■ ACTIVITY ■
Return all lines in the data where the string "Table" can be found.

-.-.-

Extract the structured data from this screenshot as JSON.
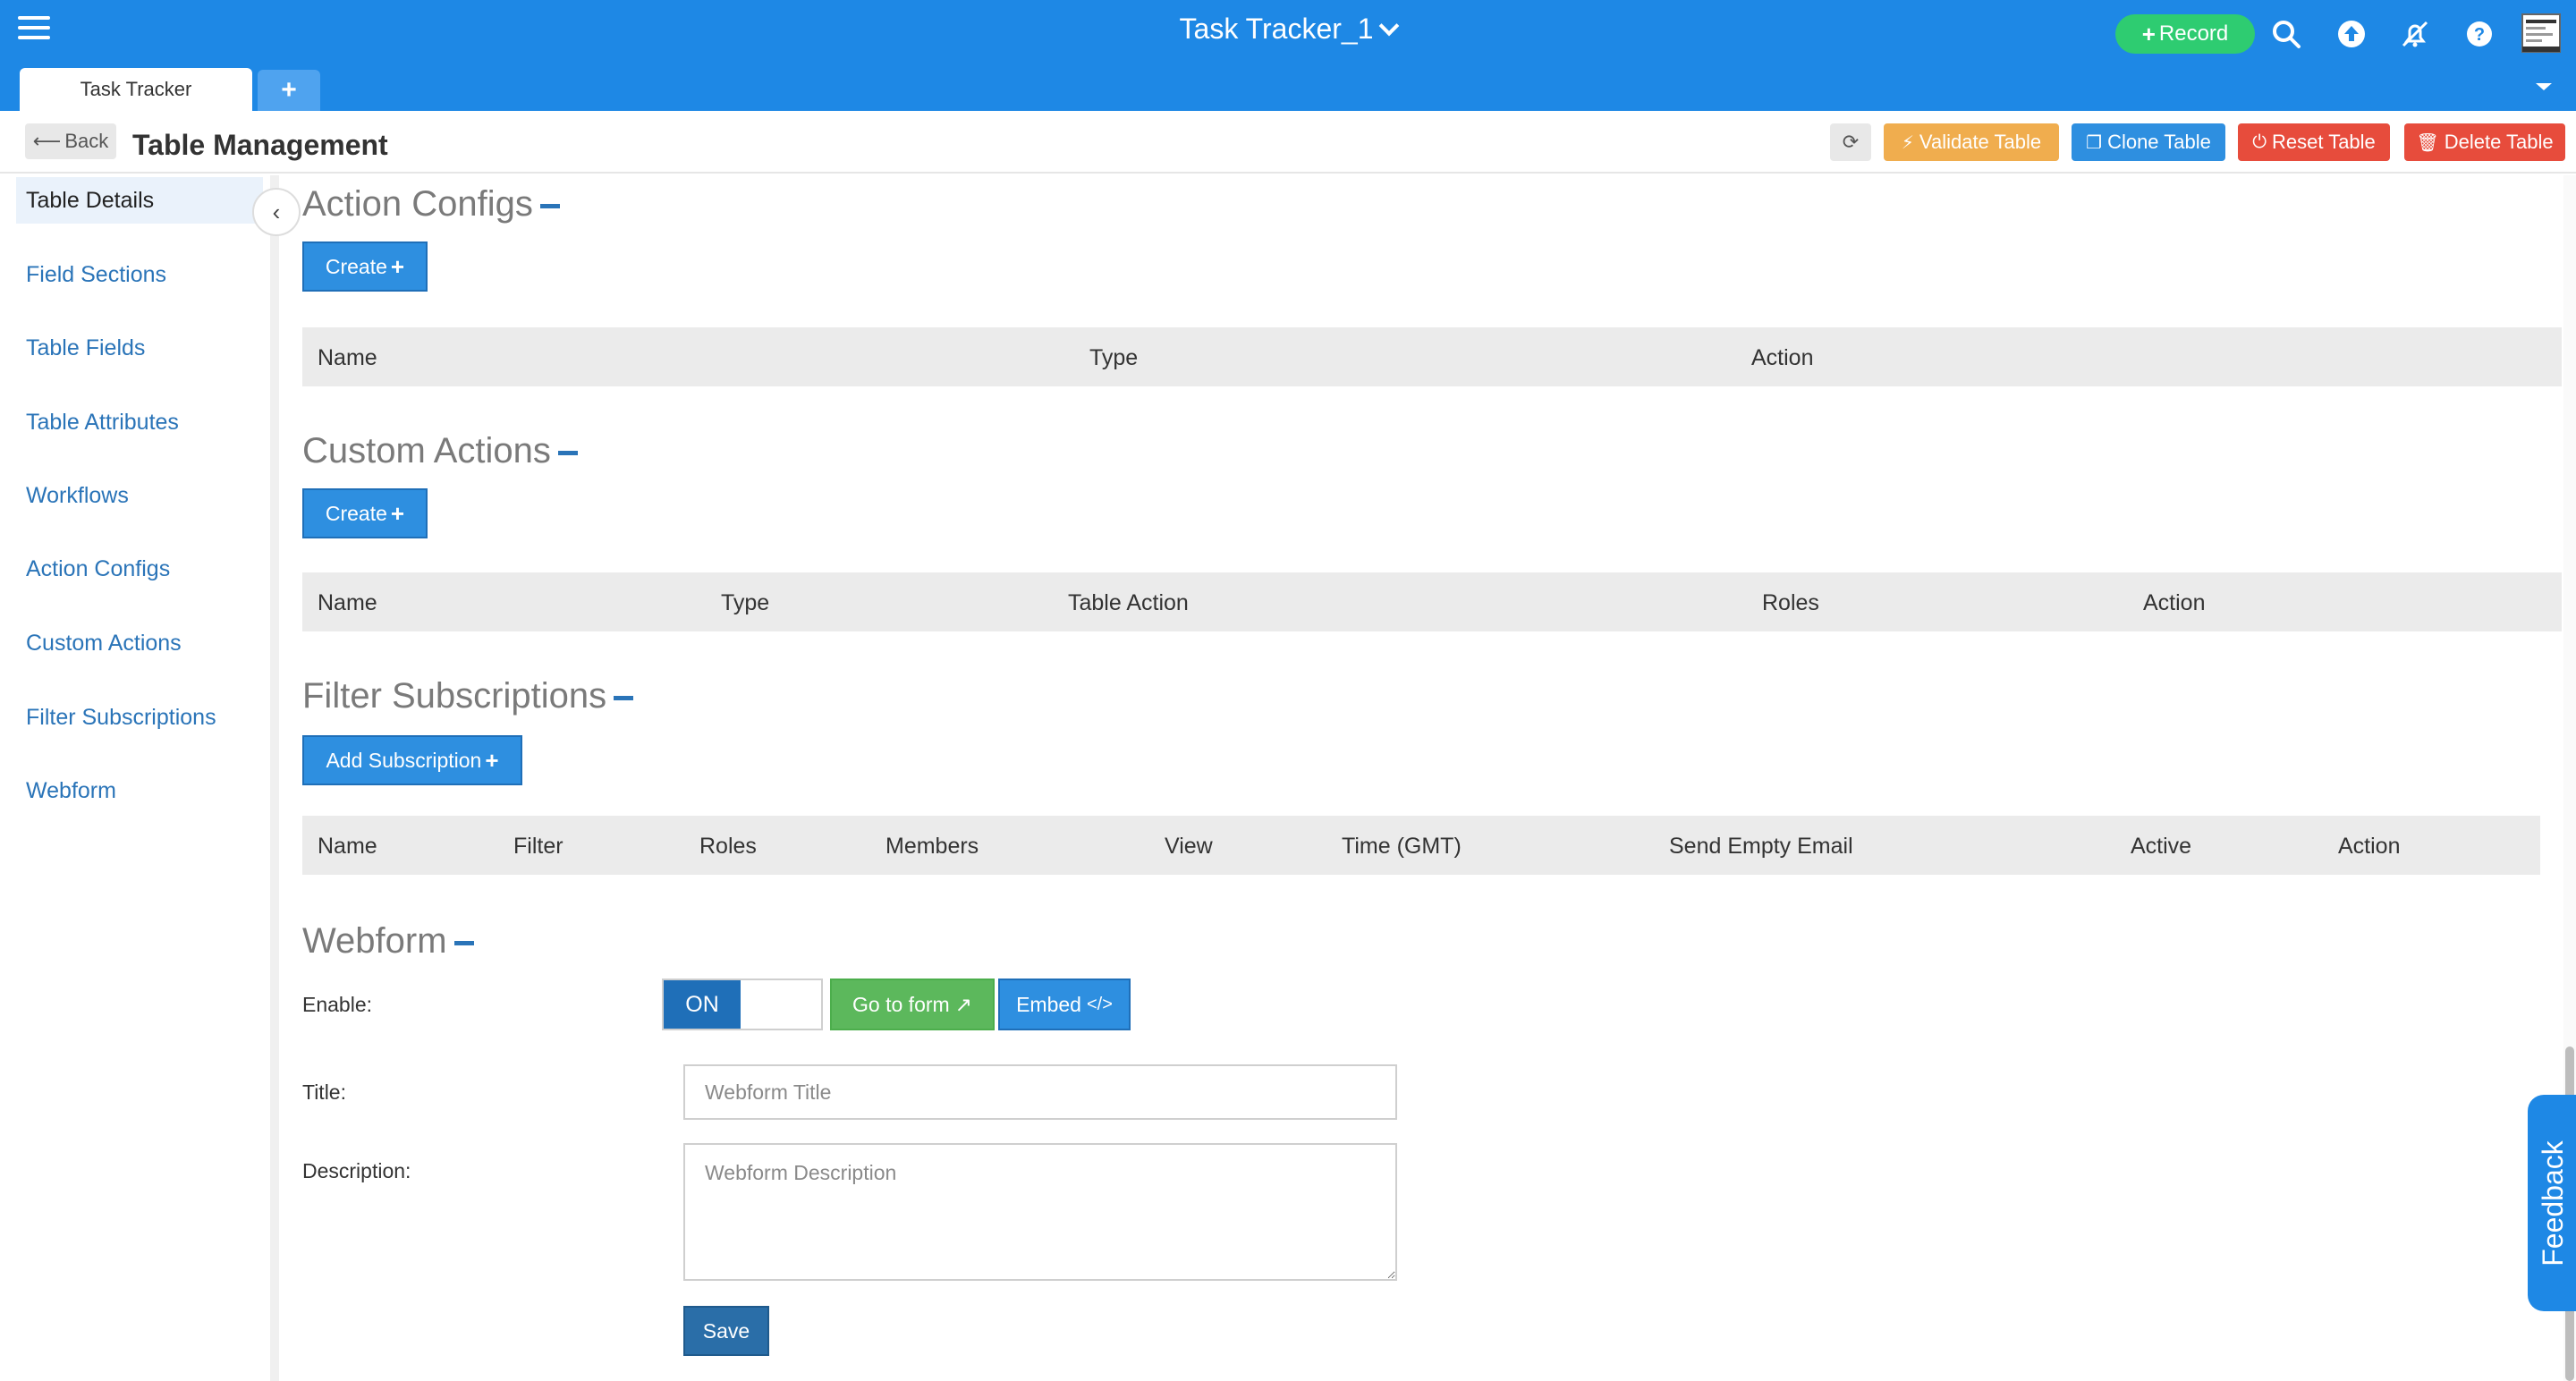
{
  "app": {
    "title": "Task Tracker_1",
    "record_label": "Record",
    "tabs": [
      {
        "label": "Task Tracker"
      }
    ],
    "add_tab_label": "+"
  },
  "header": {
    "back_label": "Back",
    "page_title": "Table Management",
    "validate_label": "Validate Table",
    "clone_label": "Clone Table",
    "reset_label": "Reset Table",
    "delete_label": "Delete Table"
  },
  "sidebar": {
    "items": [
      {
        "label": "Table Details"
      },
      {
        "label": "Field Sections"
      },
      {
        "label": "Table Fields"
      },
      {
        "label": "Table Attributes"
      },
      {
        "label": "Workflows"
      },
      {
        "label": "Action Configs"
      },
      {
        "label": "Custom Actions"
      },
      {
        "label": "Filter Subscriptions"
      },
      {
        "label": "Webform"
      }
    ]
  },
  "sections": {
    "action_configs": {
      "title": "Action Configs",
      "create_label": "Create",
      "columns": [
        "Name",
        "Type",
        "Action"
      ]
    },
    "custom_actions": {
      "title": "Custom Actions",
      "create_label": "Create",
      "columns": [
        "Name",
        "Type",
        "Table Action",
        "Roles",
        "Action"
      ]
    },
    "filter_subscriptions": {
      "title": "Filter Subscriptions",
      "add_label": "Add Subscription",
      "columns": [
        "Name",
        "Filter",
        "Roles",
        "Members",
        "View",
        "Time (GMT)",
        "Send Empty Email",
        "Active",
        "Action"
      ]
    },
    "webform": {
      "title": "Webform",
      "enable_label": "Enable:",
      "toggle_on": "ON",
      "goto_label": "Go to form",
      "embed_label": "Embed",
      "title_label": "Title:",
      "title_placeholder": "Webform Title",
      "description_label": "Description:",
      "description_placeholder": "Webform Description",
      "save_label": "Save"
    }
  },
  "feedback_label": "Feedback",
  "colors": {
    "topbar": "#1e88e5",
    "record": "#2ecc71",
    "validate": "#f0ad4e",
    "clone": "#2e8fe0",
    "reset": "#e74c3c",
    "delete": "#e74c3c",
    "goto": "#5cb85c"
  }
}
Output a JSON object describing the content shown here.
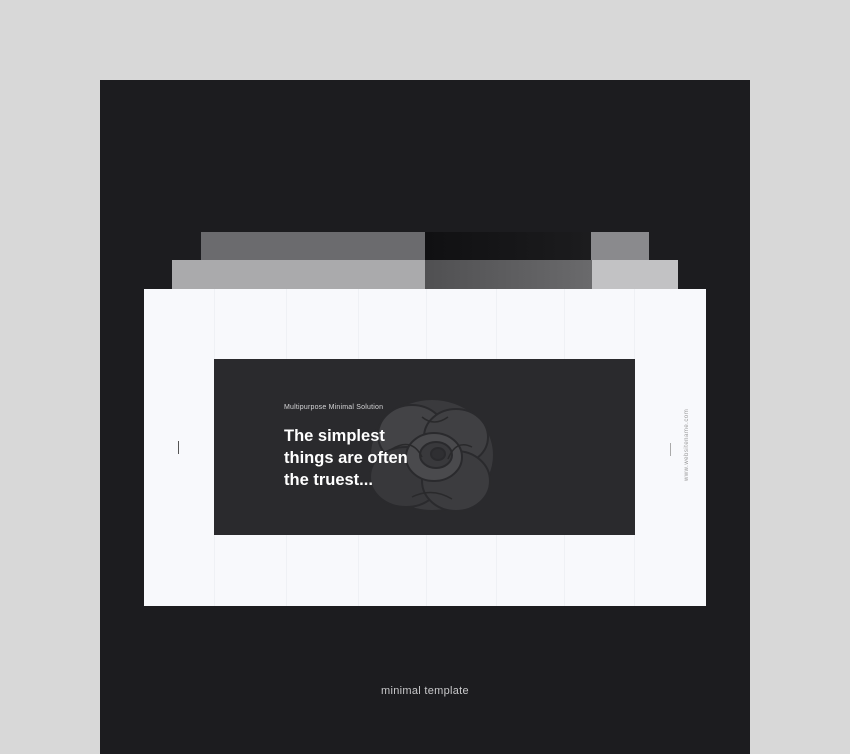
{
  "slide": {
    "eyebrow": "Multipurpose Minimal Solution",
    "headline": "The simplest\nthings are often\nthe truest...",
    "side_url": "www.websitename.com"
  },
  "caption": "minimal template",
  "colors": {
    "background": "#d8d8d8",
    "cover": "#1c1c1f",
    "slide": "#f8f9fc",
    "hero": "#2a2a2d",
    "headline": "#ffffff"
  },
  "icons": {
    "hero_image": "rose-flower-image"
  }
}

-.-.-

■ RESULT ■
    "page_title": "Table Management",
    "validate_label": "Validate Table",
    "clone_label": "Clone Table",
    "reset_label": "Reset Table",
    "delete_label": "Delete Table"
        "label": "Table Details"
        "label": "Table Fields"
        "label": "Table Attributes"
        "Table Action",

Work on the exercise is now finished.